---------- Excerpted data ----------

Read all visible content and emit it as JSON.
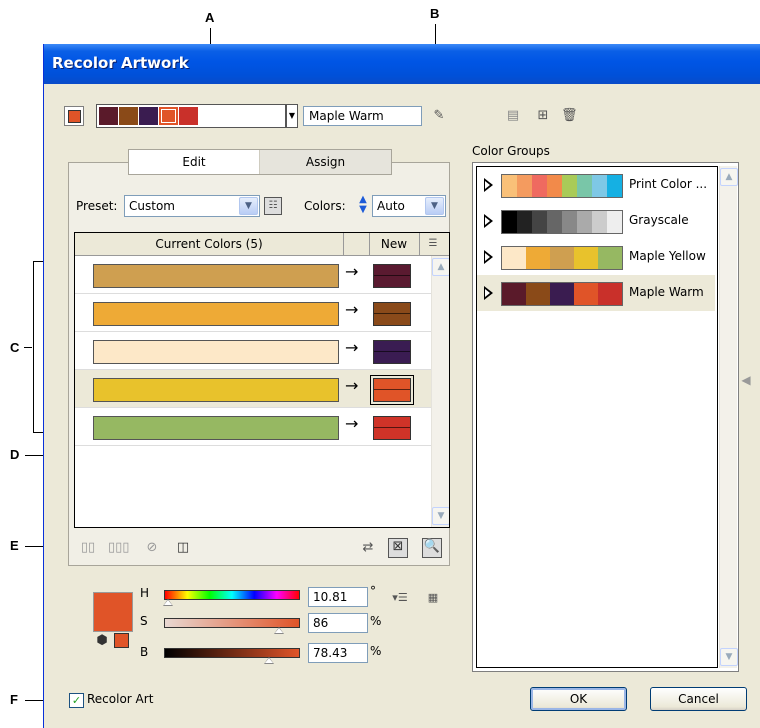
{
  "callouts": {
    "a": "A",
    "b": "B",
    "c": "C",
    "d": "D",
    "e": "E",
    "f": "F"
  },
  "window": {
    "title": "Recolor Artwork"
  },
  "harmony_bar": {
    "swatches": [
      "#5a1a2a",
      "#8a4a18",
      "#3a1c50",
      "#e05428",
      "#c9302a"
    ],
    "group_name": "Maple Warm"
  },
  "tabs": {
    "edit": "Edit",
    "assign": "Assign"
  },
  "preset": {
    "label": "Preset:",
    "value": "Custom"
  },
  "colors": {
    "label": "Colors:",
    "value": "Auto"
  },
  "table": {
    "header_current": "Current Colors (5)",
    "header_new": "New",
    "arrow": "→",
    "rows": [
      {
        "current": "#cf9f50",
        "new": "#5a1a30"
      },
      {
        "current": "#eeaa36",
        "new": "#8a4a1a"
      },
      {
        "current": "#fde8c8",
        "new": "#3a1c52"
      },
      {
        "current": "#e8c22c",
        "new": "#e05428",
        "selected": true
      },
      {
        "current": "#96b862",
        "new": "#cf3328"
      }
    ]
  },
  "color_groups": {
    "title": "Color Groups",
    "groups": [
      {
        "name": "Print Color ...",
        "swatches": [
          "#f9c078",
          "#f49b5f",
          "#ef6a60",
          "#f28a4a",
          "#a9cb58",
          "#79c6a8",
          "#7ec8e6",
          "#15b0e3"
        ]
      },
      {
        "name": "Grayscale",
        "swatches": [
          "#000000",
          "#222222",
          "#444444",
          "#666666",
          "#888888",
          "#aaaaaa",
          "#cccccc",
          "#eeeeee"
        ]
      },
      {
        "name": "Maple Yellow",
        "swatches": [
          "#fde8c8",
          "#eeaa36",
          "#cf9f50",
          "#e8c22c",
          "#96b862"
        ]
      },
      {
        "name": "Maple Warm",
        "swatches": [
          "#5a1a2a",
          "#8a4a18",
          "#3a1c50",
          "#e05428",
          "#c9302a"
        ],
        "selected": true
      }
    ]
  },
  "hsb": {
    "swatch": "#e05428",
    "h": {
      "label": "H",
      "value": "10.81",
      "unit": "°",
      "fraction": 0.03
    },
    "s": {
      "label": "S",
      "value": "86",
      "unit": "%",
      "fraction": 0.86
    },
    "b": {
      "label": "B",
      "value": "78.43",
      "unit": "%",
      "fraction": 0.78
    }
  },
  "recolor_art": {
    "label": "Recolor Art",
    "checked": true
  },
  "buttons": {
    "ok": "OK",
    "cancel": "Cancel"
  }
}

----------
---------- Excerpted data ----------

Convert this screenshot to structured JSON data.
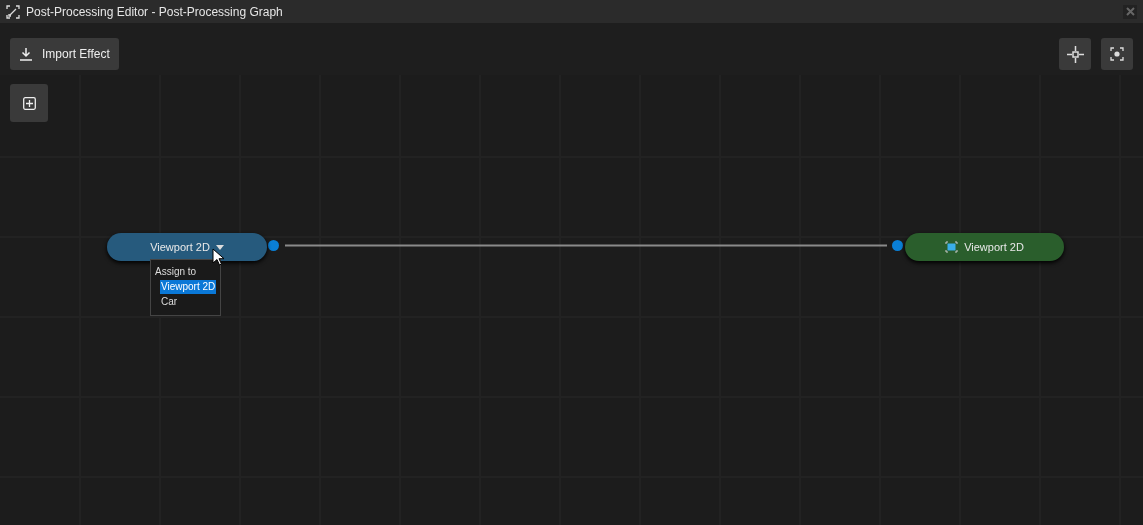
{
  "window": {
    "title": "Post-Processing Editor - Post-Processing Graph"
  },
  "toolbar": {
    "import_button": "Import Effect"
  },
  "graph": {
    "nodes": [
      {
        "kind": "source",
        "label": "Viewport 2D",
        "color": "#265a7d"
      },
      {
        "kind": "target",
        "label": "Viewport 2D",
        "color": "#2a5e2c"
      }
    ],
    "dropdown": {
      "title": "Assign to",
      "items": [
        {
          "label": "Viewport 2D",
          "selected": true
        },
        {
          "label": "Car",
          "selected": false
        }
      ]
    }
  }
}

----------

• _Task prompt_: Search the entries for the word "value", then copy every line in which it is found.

• _Task solution_:
    "value": "Custom"
    "value": "Auto"
      "value": "10.81",
      "value": "86",
      "value": "78.43",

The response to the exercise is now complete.